Dataset rows for apps and sites:
━━━

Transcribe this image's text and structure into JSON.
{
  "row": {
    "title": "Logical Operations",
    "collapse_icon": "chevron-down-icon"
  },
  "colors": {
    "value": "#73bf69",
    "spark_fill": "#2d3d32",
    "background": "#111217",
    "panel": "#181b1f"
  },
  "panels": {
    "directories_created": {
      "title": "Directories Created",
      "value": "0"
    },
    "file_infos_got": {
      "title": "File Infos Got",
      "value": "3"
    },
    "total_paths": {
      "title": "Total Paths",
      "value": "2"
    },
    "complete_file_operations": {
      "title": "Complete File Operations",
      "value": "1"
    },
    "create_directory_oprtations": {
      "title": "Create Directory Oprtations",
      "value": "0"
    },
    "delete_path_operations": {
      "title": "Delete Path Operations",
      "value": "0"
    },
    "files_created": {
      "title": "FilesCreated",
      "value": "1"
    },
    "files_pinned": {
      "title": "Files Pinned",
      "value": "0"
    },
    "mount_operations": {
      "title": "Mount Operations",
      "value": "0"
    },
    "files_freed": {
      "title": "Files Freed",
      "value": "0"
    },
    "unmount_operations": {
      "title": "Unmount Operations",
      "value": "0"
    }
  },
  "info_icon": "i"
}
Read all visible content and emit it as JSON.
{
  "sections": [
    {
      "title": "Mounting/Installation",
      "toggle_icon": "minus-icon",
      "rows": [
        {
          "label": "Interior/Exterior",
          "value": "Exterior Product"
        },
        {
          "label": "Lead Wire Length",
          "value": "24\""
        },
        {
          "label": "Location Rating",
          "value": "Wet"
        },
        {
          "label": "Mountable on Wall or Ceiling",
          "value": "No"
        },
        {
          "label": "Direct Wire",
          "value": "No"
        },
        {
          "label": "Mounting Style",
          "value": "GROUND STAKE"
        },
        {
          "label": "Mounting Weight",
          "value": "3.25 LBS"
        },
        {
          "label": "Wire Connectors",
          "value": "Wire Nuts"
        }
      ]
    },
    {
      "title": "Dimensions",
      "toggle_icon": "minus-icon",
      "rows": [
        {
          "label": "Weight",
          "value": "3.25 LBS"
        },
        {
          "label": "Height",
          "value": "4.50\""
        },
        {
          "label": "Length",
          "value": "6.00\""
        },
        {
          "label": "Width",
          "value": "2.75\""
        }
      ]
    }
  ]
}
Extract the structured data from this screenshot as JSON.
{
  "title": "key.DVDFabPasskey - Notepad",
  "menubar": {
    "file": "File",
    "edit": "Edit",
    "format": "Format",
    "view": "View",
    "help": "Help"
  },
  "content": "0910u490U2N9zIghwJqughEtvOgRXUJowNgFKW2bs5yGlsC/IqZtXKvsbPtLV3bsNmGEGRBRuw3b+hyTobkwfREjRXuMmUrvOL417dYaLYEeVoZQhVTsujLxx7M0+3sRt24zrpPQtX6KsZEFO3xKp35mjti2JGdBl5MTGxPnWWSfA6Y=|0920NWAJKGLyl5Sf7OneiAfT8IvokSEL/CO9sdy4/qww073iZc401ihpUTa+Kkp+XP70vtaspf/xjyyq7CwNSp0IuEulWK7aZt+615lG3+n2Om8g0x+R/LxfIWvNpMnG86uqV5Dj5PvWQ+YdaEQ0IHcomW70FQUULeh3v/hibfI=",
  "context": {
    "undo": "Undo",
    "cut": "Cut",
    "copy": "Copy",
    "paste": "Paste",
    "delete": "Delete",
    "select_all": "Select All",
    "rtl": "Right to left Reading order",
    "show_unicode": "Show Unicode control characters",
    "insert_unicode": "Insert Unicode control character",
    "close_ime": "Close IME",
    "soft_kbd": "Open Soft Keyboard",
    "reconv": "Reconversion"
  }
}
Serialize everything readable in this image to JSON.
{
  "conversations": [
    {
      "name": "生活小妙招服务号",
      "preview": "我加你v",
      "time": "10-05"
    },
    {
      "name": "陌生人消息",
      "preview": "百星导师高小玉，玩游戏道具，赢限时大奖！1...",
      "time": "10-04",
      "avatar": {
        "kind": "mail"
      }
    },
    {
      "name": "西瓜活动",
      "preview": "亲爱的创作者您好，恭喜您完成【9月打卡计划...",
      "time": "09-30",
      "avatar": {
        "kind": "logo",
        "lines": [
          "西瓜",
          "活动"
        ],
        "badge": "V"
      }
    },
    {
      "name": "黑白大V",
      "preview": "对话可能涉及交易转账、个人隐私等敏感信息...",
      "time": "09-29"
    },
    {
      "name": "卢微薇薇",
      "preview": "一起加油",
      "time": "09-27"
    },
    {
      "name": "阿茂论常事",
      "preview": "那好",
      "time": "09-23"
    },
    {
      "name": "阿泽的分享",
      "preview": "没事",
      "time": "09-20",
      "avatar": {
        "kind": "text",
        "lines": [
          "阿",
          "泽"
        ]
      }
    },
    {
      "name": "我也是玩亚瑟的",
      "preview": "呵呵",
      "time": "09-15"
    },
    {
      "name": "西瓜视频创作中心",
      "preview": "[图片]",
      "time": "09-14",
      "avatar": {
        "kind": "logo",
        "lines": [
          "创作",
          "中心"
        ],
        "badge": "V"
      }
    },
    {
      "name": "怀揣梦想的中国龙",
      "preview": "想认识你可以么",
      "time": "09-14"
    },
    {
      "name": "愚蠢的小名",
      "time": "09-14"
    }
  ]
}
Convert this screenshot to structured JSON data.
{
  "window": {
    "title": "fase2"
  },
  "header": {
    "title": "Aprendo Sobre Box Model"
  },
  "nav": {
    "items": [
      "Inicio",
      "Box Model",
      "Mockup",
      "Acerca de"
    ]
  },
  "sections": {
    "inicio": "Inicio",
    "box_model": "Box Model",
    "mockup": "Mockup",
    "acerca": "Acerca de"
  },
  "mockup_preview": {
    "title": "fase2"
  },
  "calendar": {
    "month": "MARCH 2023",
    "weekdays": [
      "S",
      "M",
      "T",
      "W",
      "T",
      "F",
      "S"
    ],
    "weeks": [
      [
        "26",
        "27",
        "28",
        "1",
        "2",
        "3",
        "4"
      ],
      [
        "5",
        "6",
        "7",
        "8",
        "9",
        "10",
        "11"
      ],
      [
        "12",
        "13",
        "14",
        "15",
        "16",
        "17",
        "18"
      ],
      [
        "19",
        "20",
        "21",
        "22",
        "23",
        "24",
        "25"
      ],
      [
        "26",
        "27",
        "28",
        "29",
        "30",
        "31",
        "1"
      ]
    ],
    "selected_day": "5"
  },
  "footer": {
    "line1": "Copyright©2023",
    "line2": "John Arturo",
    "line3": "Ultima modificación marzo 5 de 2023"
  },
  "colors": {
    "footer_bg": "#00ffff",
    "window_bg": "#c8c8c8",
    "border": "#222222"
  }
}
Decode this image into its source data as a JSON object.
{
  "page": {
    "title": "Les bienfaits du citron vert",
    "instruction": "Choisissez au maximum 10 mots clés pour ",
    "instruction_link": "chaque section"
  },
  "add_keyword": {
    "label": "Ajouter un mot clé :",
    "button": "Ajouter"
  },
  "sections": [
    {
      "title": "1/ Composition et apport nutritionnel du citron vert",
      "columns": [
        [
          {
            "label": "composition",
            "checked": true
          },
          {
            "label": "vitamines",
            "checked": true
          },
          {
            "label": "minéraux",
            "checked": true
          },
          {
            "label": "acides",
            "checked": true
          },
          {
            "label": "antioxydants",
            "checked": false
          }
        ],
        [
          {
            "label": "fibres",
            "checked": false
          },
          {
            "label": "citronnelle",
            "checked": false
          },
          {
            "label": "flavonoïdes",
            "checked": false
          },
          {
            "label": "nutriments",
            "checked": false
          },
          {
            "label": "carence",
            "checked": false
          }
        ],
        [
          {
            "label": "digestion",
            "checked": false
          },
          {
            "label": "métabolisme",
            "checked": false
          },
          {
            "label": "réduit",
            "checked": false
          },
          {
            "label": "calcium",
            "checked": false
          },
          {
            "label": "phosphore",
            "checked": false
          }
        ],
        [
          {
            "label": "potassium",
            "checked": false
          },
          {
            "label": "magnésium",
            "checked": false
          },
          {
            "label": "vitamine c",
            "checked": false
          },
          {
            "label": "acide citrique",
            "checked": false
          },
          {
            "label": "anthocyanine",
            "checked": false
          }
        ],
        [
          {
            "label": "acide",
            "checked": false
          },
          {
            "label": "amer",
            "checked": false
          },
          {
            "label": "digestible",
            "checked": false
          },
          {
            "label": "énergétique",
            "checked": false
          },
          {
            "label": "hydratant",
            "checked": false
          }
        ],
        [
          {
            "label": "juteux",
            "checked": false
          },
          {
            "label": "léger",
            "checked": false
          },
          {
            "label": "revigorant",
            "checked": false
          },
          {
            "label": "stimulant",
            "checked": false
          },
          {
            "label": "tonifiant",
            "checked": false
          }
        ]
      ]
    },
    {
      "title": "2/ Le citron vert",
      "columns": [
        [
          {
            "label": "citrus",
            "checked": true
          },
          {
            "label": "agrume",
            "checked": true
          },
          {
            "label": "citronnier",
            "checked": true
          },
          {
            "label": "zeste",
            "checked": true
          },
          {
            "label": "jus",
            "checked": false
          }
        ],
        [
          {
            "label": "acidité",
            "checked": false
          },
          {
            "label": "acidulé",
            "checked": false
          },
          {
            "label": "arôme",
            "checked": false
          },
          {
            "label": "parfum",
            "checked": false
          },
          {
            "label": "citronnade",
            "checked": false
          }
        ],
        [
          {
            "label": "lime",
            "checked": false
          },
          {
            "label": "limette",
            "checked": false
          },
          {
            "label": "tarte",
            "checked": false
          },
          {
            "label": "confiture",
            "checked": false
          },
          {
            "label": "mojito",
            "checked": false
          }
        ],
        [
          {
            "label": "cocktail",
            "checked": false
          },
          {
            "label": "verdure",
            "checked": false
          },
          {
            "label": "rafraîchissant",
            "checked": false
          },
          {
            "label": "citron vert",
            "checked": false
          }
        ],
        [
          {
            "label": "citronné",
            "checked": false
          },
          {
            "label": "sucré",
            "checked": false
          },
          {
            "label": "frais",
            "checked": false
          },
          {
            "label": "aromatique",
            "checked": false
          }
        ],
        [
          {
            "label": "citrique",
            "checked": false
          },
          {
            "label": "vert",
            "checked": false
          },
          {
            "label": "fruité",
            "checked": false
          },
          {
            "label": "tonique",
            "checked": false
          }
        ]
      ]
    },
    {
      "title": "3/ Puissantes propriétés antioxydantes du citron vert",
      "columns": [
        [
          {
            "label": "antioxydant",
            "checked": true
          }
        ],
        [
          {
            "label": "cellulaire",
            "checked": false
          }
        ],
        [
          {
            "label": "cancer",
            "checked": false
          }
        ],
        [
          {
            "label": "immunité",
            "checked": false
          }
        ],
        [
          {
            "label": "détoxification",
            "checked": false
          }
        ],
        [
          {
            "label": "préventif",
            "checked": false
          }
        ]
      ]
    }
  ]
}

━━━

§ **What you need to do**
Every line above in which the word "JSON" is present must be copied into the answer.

§ **Result of this task**
Transcribe this image's text and structure into JSON.
Read all visible content and emit it as JSON.
Extract the structured data from this screenshot as JSON.
Serialize everything readable in this image to JSON.
Convert this screenshot to structured JSON data.
Decode this image into its source data as a JSON object.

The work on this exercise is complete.